  8. The VANDU Women CARE Team. (2009). Me, I’m living it:  The primary health care experiences of women who use drugs in Vancouver’s Downtown Eastside. https://bccewh.bc.ca/wp-content/uploads/2012/05/2009_Me-Im-Living-It.pdf
  9. Collins, A., Boyd, J., Czechaczek, S., Hayashi, K., & McNeil, R. (2020). (Re)shaping the self: An ethnographic study of the embodied and spatial practices of women who use drugs. Health & Place, 63. https://doi.org/10.1016/j.healthplace.2020.102327
  10. Ettorre, E. (2004). Re-visioning women and drug use: gender sensitivity, embodiment and reducing harm. International Journal of Drug Policy, 15(5), 327-335, https://doi.org/10.1016/j.drugpo.2004.06.009

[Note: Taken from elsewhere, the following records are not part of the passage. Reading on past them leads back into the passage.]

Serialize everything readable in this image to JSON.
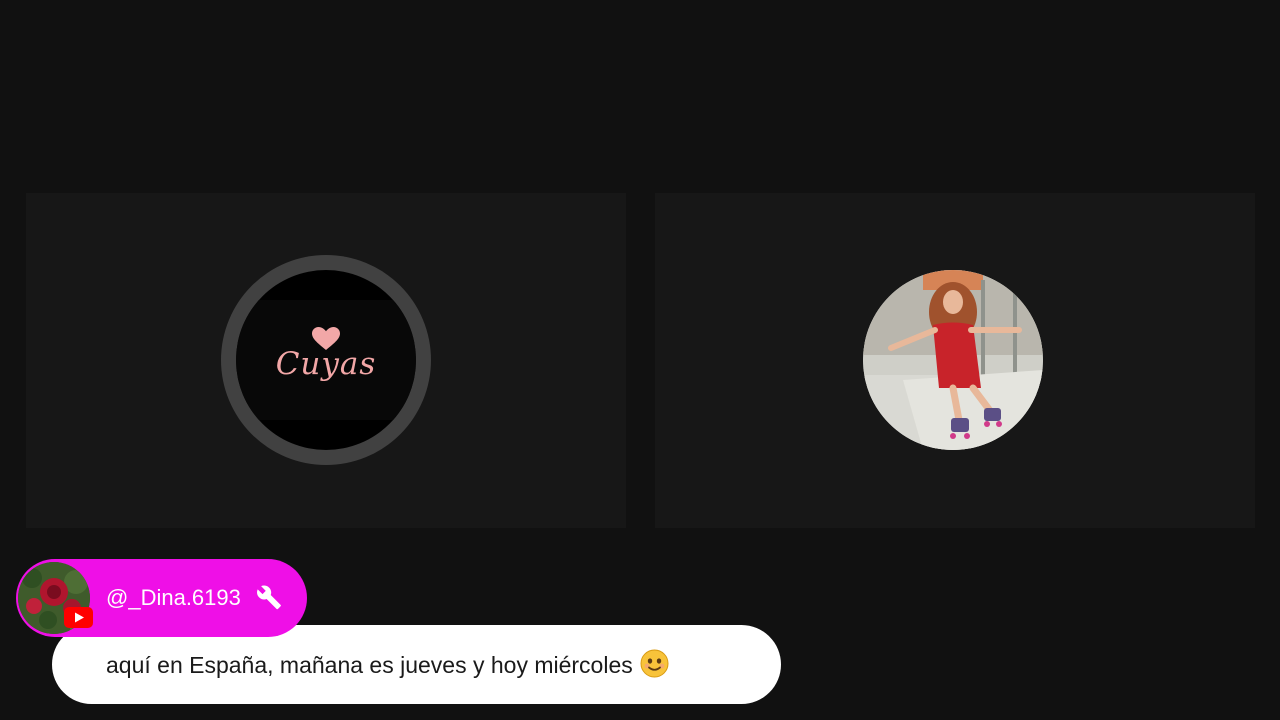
{
  "participants": [
    {
      "name": "cuyas",
      "avatar_type": "logo",
      "logo_text": "Cuyas",
      "logo_icon": "heart-icon",
      "logo_color": "#f2a7a7"
    },
    {
      "name": "skater",
      "avatar_type": "photo",
      "photo_description": "woman with curly red hair in red dress roller skating indoors"
    }
  ],
  "chat": {
    "username": "@_Dina.6193",
    "platform_icon": "youtube-icon",
    "role_icon": "wrench-icon",
    "message": "aquí en España, mañana es jueves y hoy miércoles",
    "emoji_icon": "smiling-face-icon",
    "pill_color": "#ef0fe7"
  }
}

  11. Ibid, p. 331
  12. Kendrick, C., MacEntee, K., Wilson, C., & Flicker, S. (2021). Staying safe: How young women who trade sex in Toronto navigate risk and harm reduction. Culture, Health & Sexuality, 1. https://doi.org/10.1080/13691058.2021.1900603
  13. Canadian Institutes for Health Research. (2015). Science fact or science fiction: Are all sex workers victimized?  Mythbuster, 5, 1-2. https://cihr-irsc.gc.ca/e/documents/igh_mythbuster_issue5_2015_en.pdf

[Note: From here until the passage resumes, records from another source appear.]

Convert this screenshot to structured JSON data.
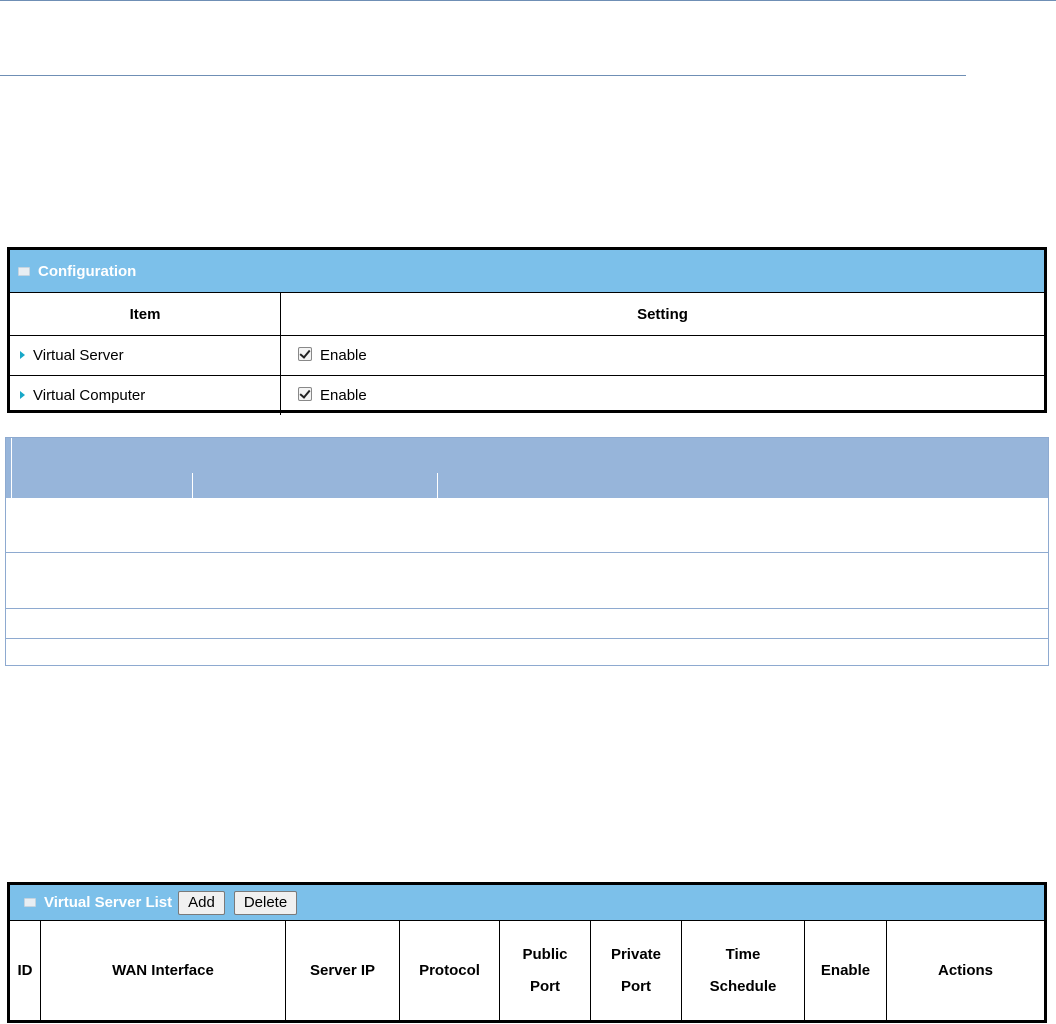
{
  "configuration": {
    "title": "Configuration",
    "columns": {
      "item": "Item",
      "setting": "Setting"
    },
    "rows": [
      {
        "item": "Virtual Server",
        "setting": "Enable",
        "checked": true
      },
      {
        "item": "Virtual Computer",
        "setting": "Enable",
        "checked": true
      }
    ]
  },
  "virtual_server_list": {
    "title": "Virtual Server List",
    "add_label": "Add",
    "delete_label": "Delete",
    "columns": {
      "id": "ID",
      "wan_interface": "WAN Interface",
      "server_ip": "Server IP",
      "protocol": "Protocol",
      "public_port_1": "Public",
      "public_port_2": "Port",
      "private_port_1": "Private",
      "private_port_2": "Port",
      "time_schedule_1": "Time",
      "time_schedule_2": "Schedule",
      "enable": "Enable",
      "actions": "Actions"
    }
  },
  "colors": {
    "header_blue": "#7cc0ea",
    "table_header_blue": "#97b5da",
    "arrow": "#18a8c8"
  }
}
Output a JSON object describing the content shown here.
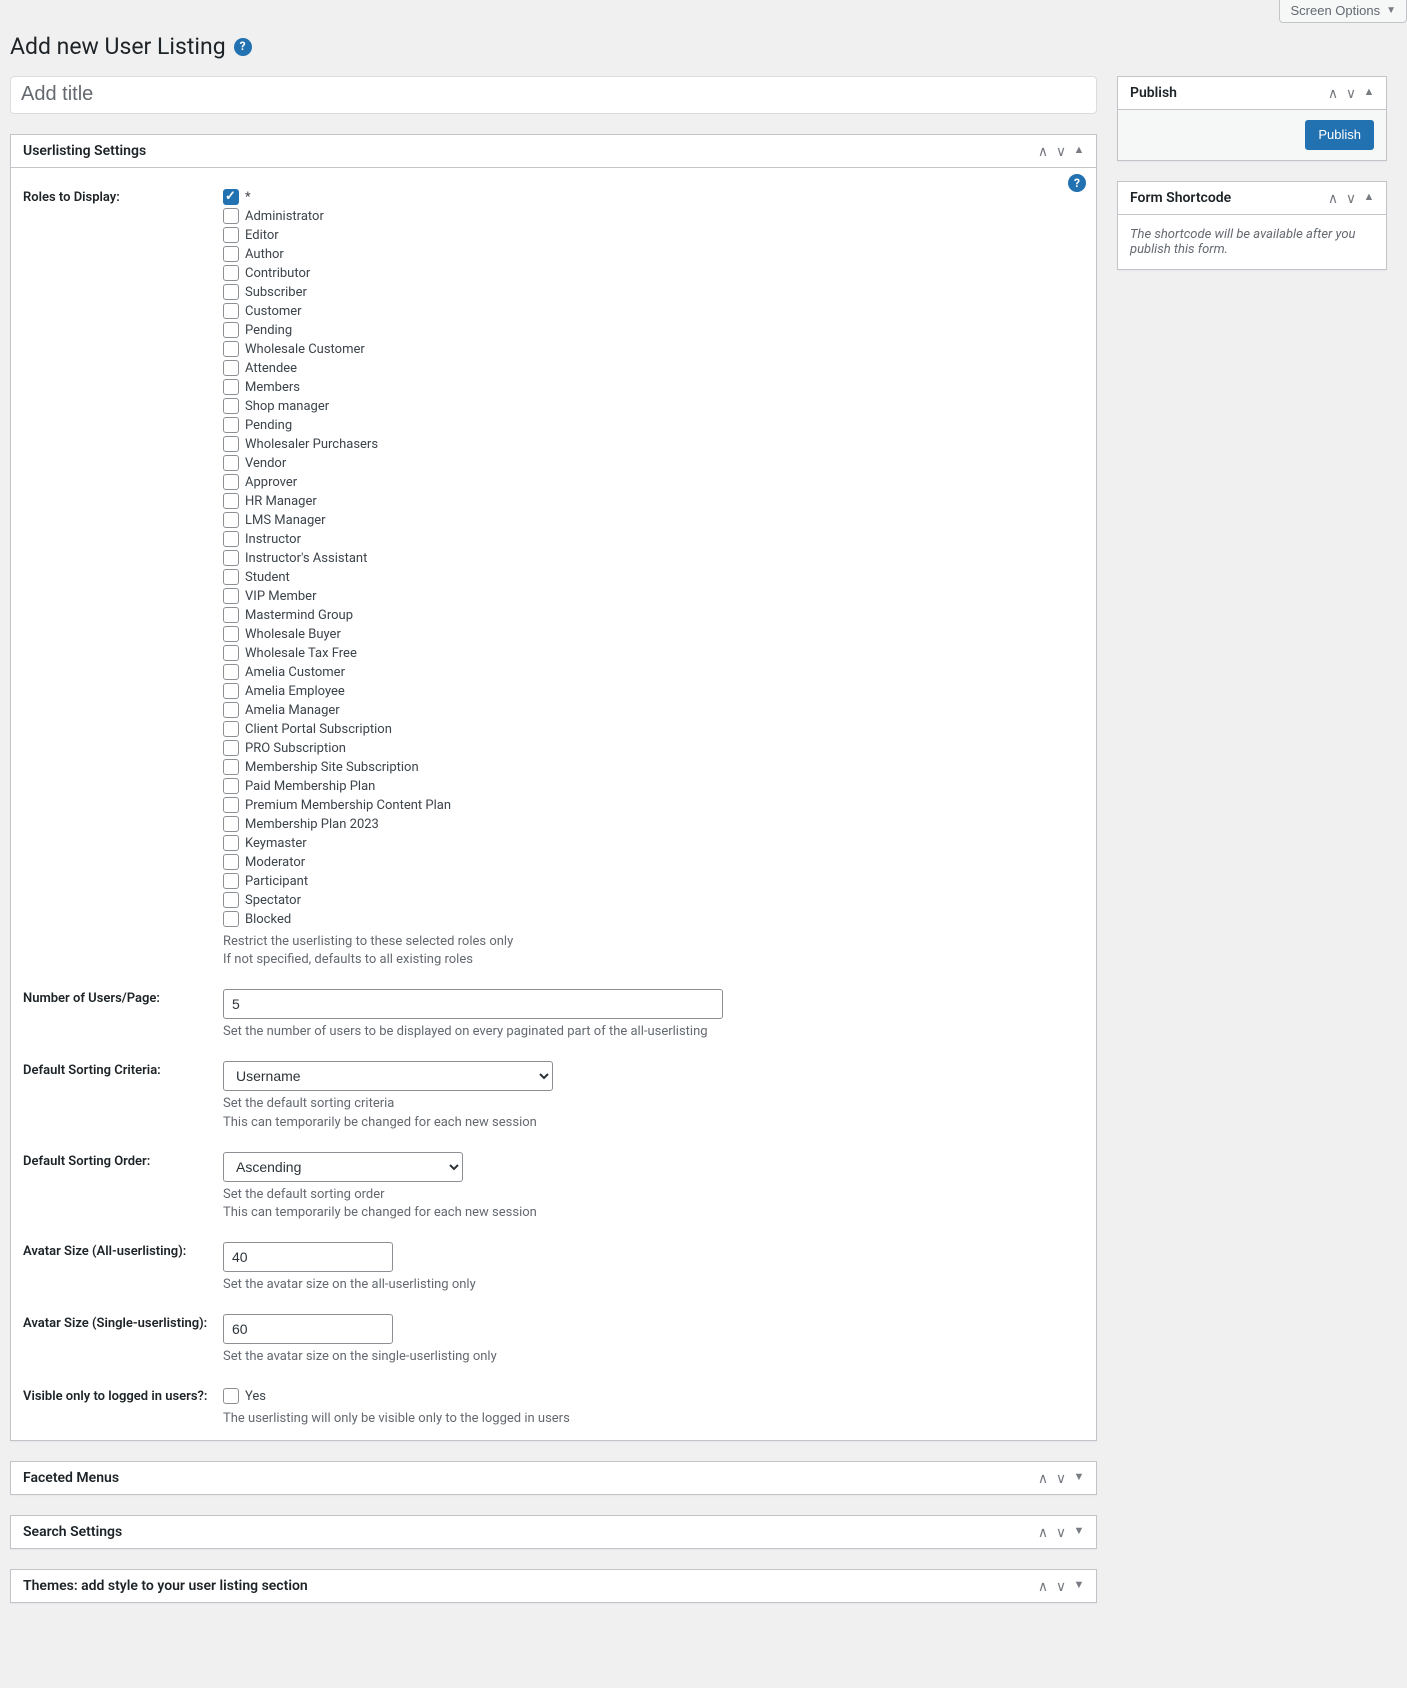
{
  "screenOptions": "Screen Options",
  "pageTitle": "Add new User Listing",
  "titlePlaceholder": "Add title",
  "titleValue": "",
  "settingsBox": {
    "title": "Userlisting Settings"
  },
  "roles": {
    "label": "Roles to Display:",
    "items": [
      {
        "label": "*",
        "checked": true
      },
      {
        "label": "Administrator",
        "checked": false
      },
      {
        "label": "Editor",
        "checked": false
      },
      {
        "label": "Author",
        "checked": false
      },
      {
        "label": "Contributor",
        "checked": false
      },
      {
        "label": "Subscriber",
        "checked": false
      },
      {
        "label": "Customer",
        "checked": false
      },
      {
        "label": "Pending",
        "checked": false
      },
      {
        "label": "Wholesale Customer",
        "checked": false
      },
      {
        "label": "Attendee",
        "checked": false
      },
      {
        "label": "Members",
        "checked": false
      },
      {
        "label": "Shop manager",
        "checked": false
      },
      {
        "label": "Pending",
        "checked": false
      },
      {
        "label": "Wholesaler Purchasers",
        "checked": false
      },
      {
        "label": "Vendor",
        "checked": false
      },
      {
        "label": "Approver",
        "checked": false
      },
      {
        "label": "HR Manager",
        "checked": false
      },
      {
        "label": "LMS Manager",
        "checked": false
      },
      {
        "label": "Instructor",
        "checked": false
      },
      {
        "label": "Instructor's Assistant",
        "checked": false
      },
      {
        "label": "Student",
        "checked": false
      },
      {
        "label": "VIP Member",
        "checked": false
      },
      {
        "label": "Mastermind Group",
        "checked": false
      },
      {
        "label": "Wholesale Buyer",
        "checked": false
      },
      {
        "label": "Wholesale Tax Free",
        "checked": false
      },
      {
        "label": "Amelia Customer",
        "checked": false
      },
      {
        "label": "Amelia Employee",
        "checked": false
      },
      {
        "label": "Amelia Manager",
        "checked": false
      },
      {
        "label": "Client Portal Subscription",
        "checked": false
      },
      {
        "label": "PRO Subscription",
        "checked": false
      },
      {
        "label": "Membership Site Subscription",
        "checked": false
      },
      {
        "label": "Paid Membership Plan",
        "checked": false
      },
      {
        "label": "Premium Membership Content Plan",
        "checked": false
      },
      {
        "label": "Membership Plan 2023",
        "checked": false
      },
      {
        "label": "Keymaster",
        "checked": false
      },
      {
        "label": "Moderator",
        "checked": false
      },
      {
        "label": "Participant",
        "checked": false
      },
      {
        "label": "Spectator",
        "checked": false
      },
      {
        "label": "Blocked",
        "checked": false
      }
    ],
    "desc1": "Restrict the userlisting to these selected roles only",
    "desc2": "If not specified, defaults to all existing roles"
  },
  "usersPerPage": {
    "label": "Number of Users/Page:",
    "value": "5",
    "desc": "Set the number of users to be displayed on every paginated part of the all-userlisting"
  },
  "sortCriteria": {
    "label": "Default Sorting Criteria:",
    "value": "Username",
    "desc1": "Set the default sorting criteria",
    "desc2": "This can temporarily be changed for each new session"
  },
  "sortOrder": {
    "label": "Default Sorting Order:",
    "value": "Ascending",
    "desc1": "Set the default sorting order",
    "desc2": "This can temporarily be changed for each new session"
  },
  "avatarAll": {
    "label": "Avatar Size (All-userlisting):",
    "value": "40",
    "desc": "Set the avatar size on the all-userlisting only"
  },
  "avatarSingle": {
    "label": "Avatar Size (Single-userlisting):",
    "value": "60",
    "desc": "Set the avatar size on the single-userlisting only"
  },
  "visibleLogged": {
    "label": "Visible only to logged in users?:",
    "checkboxLabel": "Yes",
    "checked": false,
    "desc": "The userlisting will only be visible only to the logged in users"
  },
  "panels": {
    "faceted": "Faceted Menus",
    "search": "Search Settings",
    "themes": "Themes: add style to your user listing section"
  },
  "publish": {
    "title": "Publish",
    "button": "Publish"
  },
  "shortcode": {
    "title": "Form Shortcode",
    "text": "The shortcode will be available after you publish this form."
  }
}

  14. Benoit, C., Atchison, C., Casey, L. Jansson, M., McCarthy, B., Phillips, R., & Shaver, F. M. (2014). A “working paper” prepared as background to building on the evidence: An international symposium on the sex industry in Canada, (para. 3).  https://www.understandingsexwork.ca/sites/default/files/uploads/Team%20Grant%20Working%20Paper%201%20CBenoit%20et%20al%20%20September%2018%202014.pdf

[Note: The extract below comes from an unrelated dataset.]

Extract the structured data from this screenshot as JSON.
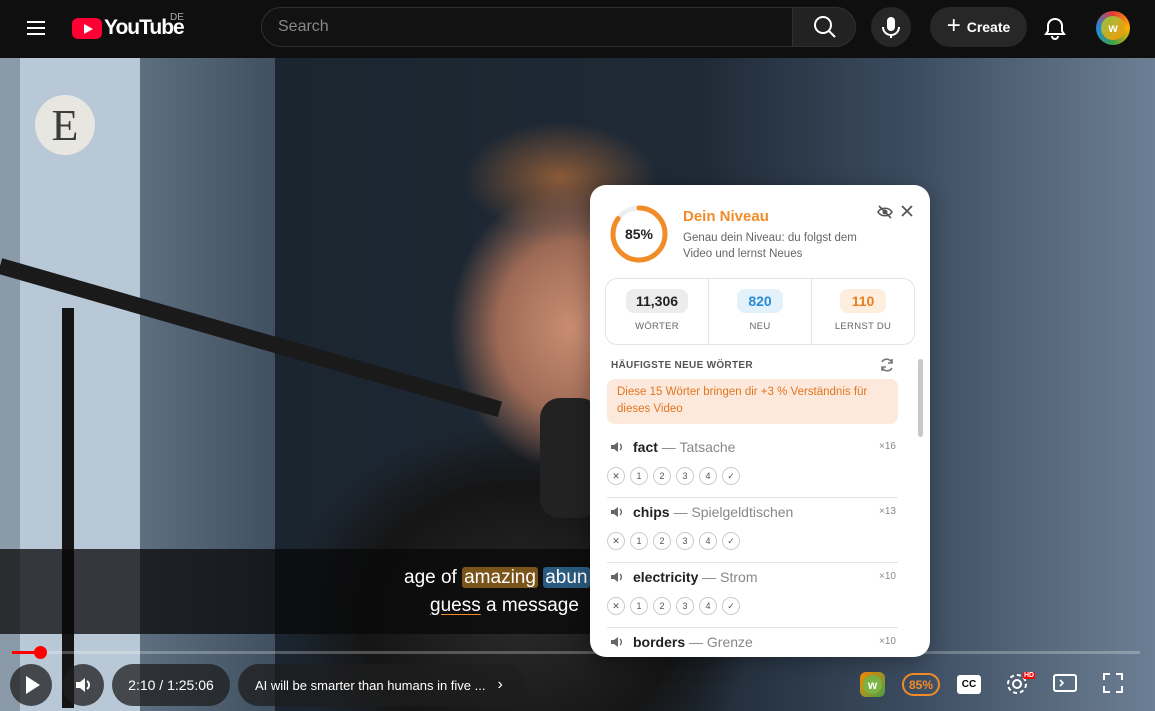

  15. Collins, A., Boyd, J., Czechaczek, S., Hayashi, K., & McNeil, R. (2020). (Re)shaping the self: An ethnographic study of the embodied and spatial practices of women who use drugs. Health & Place, 63. https://doi.org/10.1016/j.healthplace.2020.102327
  16. Collins, A., Boyd, J., Czechaczek, S., Hayashi, K., & McNeil, R. (2020). (Re)shaping the self: An ethnographic study of the embodied and spatial practices of women who use drugs. Health & Place, 63. https://doi.org/10.1016/j.healthplace.2020.102327
  17. Collins, A., Boyd, J., Czechaczek, S., Hayashi, K., & McNeil, R. (2020). (Re)shaping the self: An ethnographic study of the embodied and spatial practices of women who use drugs. Health & Place, 63. https://doi.org/10.1016/j.healthplace.2020.102327
  18. Atira Women’s Resource Society. (2021). SisterSpace. https://atira.bc.ca/what-we-do/program/sisterspace/
  19. Collins, A., Boyd, J., Czechaczek, S., Hayashi, K., & McNeil, R. (2020). (Re)shaping the self: An ethnographic study of the embodied and spatial practices of women who use drugs. Health & Place, 63. https://doi.org/10.1016/j.healthplace.2020.102327
  20. The VANDU Women CARE Team. (2009). Me, I’m living it:  The primary health care experiences of women who use drugs in Vancouver’s Downtown Eastside. https://bccewh.bc.ca/wp-content/uploads/2012/05/2009_Me-Im-Living-It.pdf
  21. Ibid.

License

Share This Book